[Dataset rows for apps and sites]

=== Section Start ===

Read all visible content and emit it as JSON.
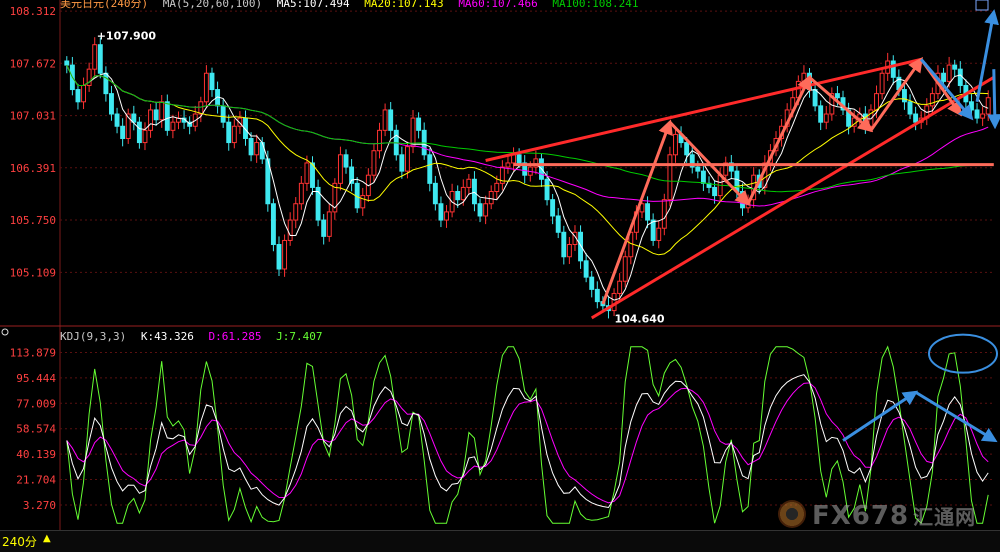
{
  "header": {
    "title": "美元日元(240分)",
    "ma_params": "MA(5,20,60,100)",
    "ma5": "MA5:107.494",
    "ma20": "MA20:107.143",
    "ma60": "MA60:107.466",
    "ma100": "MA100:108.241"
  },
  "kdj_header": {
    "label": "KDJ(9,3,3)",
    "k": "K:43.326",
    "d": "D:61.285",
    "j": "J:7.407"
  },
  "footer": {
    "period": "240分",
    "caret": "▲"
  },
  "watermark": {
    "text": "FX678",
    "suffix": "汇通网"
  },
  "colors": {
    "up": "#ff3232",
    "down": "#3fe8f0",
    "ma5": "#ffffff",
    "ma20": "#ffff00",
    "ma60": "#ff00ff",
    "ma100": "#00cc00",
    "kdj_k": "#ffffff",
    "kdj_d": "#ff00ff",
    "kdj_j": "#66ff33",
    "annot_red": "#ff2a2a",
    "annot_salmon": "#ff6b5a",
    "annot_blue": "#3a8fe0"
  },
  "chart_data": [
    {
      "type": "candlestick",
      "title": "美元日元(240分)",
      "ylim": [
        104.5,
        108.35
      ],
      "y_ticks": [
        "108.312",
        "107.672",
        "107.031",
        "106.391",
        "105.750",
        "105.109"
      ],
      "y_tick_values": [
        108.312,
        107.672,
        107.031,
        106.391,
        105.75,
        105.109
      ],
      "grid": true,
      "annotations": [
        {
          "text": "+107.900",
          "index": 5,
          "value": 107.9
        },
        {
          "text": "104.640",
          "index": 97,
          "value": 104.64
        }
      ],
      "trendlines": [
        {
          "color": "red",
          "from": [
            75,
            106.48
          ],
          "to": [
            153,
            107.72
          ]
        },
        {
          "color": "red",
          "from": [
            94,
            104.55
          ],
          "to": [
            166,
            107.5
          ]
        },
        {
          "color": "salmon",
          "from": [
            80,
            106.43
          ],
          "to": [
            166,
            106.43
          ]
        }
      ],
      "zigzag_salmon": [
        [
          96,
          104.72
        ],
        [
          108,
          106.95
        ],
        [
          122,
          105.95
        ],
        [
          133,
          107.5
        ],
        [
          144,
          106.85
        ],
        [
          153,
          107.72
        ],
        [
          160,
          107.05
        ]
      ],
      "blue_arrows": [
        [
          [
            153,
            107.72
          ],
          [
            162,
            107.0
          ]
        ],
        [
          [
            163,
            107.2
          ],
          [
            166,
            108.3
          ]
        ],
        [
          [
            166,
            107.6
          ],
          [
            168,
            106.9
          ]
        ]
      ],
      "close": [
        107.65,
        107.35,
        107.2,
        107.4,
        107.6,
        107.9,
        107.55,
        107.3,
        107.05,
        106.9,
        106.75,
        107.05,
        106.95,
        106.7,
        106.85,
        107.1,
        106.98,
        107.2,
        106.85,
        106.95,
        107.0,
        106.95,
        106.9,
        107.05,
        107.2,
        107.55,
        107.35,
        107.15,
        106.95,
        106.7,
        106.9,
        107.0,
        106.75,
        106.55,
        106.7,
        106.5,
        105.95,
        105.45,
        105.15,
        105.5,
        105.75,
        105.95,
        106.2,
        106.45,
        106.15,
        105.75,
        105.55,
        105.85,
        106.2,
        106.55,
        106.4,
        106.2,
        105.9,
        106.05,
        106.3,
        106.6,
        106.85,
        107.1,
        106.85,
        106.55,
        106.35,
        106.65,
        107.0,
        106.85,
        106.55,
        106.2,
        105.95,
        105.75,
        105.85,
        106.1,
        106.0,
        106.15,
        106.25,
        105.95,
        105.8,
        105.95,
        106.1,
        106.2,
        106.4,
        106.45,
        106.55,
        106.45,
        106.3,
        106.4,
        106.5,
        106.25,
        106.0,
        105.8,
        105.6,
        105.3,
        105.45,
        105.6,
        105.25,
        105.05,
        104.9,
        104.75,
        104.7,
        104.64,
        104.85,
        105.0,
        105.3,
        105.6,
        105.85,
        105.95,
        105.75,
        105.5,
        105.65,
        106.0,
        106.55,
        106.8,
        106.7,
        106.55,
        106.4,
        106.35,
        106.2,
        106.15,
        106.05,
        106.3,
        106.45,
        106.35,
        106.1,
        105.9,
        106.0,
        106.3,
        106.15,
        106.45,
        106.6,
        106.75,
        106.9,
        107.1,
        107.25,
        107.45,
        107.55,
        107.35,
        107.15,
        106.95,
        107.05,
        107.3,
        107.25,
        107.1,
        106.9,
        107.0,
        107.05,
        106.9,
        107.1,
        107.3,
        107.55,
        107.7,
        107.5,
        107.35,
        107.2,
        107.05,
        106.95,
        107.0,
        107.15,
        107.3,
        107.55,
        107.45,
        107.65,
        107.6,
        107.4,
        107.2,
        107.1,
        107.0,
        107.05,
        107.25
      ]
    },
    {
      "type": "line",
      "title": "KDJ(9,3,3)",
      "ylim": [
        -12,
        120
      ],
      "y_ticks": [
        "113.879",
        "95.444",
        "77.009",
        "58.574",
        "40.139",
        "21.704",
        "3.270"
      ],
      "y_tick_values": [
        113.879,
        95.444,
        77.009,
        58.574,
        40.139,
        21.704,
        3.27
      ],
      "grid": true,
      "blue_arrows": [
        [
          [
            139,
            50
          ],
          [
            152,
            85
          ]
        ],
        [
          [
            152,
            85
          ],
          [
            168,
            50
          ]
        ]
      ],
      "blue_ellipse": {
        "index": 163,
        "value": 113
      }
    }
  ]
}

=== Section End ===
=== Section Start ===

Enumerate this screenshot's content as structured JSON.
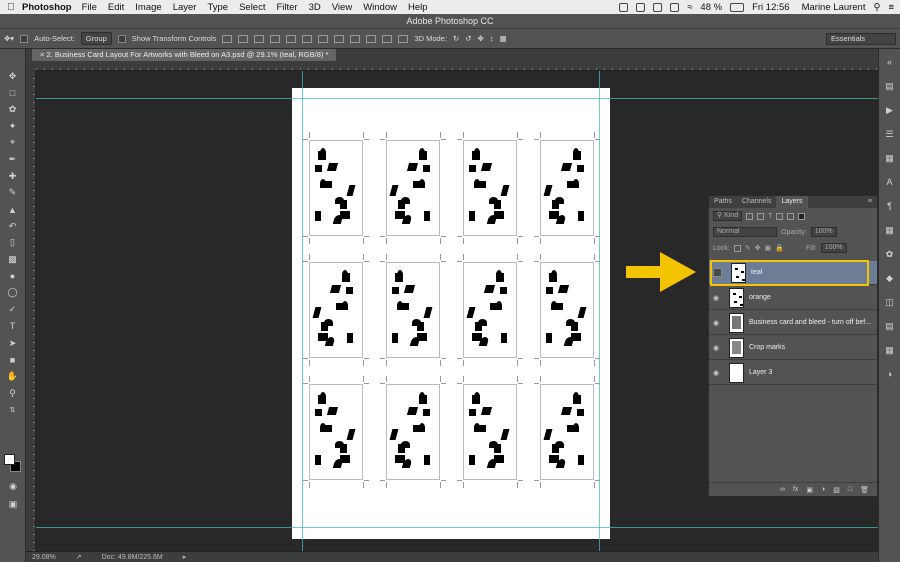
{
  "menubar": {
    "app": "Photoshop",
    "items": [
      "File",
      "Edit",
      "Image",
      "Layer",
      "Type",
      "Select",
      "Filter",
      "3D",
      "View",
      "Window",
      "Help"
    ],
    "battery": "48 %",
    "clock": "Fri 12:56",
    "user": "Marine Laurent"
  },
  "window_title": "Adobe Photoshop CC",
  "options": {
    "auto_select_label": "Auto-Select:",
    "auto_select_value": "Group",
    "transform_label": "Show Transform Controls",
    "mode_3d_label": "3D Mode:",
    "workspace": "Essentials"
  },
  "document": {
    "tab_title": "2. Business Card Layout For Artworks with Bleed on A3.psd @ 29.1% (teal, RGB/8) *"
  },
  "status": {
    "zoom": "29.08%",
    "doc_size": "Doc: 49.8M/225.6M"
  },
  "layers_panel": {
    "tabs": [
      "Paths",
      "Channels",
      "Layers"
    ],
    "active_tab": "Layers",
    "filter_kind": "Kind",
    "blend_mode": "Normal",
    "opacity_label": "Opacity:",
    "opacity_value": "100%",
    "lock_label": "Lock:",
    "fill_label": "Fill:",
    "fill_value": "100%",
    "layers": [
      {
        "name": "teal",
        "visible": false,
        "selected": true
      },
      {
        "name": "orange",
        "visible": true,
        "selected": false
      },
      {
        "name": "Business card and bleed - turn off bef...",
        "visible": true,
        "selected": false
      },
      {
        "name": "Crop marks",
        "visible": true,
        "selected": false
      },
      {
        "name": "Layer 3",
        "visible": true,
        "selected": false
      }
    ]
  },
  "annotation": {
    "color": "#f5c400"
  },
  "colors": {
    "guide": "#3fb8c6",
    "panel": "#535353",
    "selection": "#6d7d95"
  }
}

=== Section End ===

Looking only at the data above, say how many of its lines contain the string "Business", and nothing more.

2